**Work instruction**
From the data, return each line holding the word "JSON".

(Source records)
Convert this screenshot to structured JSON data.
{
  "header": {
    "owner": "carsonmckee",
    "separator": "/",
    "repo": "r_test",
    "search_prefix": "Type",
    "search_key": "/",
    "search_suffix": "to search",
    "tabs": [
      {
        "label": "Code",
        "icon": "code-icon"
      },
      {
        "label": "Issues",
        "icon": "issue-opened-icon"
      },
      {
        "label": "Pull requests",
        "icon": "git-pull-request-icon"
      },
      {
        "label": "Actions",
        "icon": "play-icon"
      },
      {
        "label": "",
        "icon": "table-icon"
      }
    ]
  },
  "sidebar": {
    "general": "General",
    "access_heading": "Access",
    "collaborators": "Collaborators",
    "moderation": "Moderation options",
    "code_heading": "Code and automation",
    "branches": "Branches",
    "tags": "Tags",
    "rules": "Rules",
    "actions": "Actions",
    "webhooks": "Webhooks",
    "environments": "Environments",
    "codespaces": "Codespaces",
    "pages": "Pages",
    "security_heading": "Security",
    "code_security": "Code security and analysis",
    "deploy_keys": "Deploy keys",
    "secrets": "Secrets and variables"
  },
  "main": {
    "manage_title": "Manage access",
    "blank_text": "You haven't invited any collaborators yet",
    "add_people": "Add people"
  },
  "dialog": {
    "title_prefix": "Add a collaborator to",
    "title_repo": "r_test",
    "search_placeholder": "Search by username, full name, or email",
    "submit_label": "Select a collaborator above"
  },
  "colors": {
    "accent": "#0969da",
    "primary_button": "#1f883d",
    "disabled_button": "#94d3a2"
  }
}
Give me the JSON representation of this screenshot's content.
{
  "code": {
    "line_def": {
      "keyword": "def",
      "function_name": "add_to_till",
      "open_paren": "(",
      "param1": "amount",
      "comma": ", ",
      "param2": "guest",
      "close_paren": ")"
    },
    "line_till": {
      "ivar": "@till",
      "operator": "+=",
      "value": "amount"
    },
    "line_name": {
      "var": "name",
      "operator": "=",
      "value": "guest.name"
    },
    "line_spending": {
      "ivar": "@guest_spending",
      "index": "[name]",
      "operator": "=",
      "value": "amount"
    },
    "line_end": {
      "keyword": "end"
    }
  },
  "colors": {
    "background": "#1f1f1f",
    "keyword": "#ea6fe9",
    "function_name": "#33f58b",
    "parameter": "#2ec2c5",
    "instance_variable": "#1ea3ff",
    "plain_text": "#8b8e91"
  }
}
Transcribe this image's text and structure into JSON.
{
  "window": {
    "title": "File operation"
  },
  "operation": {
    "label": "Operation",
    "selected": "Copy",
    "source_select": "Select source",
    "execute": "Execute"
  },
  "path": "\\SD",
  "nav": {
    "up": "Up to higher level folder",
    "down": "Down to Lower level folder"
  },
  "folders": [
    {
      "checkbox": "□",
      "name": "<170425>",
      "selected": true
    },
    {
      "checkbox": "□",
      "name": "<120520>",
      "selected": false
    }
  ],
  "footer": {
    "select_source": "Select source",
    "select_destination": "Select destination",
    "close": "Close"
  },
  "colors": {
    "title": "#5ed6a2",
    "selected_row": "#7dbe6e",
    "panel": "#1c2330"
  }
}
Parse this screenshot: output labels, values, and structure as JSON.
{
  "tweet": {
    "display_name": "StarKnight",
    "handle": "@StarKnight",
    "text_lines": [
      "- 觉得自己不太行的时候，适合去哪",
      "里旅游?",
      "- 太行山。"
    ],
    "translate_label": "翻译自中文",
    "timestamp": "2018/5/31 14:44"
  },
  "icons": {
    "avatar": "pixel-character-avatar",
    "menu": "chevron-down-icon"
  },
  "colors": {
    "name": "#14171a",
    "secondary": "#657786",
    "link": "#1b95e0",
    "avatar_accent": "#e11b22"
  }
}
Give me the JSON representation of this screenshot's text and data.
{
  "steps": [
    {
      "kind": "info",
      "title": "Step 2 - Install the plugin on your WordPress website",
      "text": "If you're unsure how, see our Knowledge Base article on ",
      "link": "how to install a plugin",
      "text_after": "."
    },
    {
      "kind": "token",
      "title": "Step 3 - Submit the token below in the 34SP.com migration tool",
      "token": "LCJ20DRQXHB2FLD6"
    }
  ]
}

**Result**
Convert this screenshot to structured JSON data.
Give me the JSON representation of this screenshot's content.
Transcribe this image's text and structure into JSON.
Parse this screenshot: output labels, values, and structure as JSON.
Give me the JSON representation of this screenshot's text and data.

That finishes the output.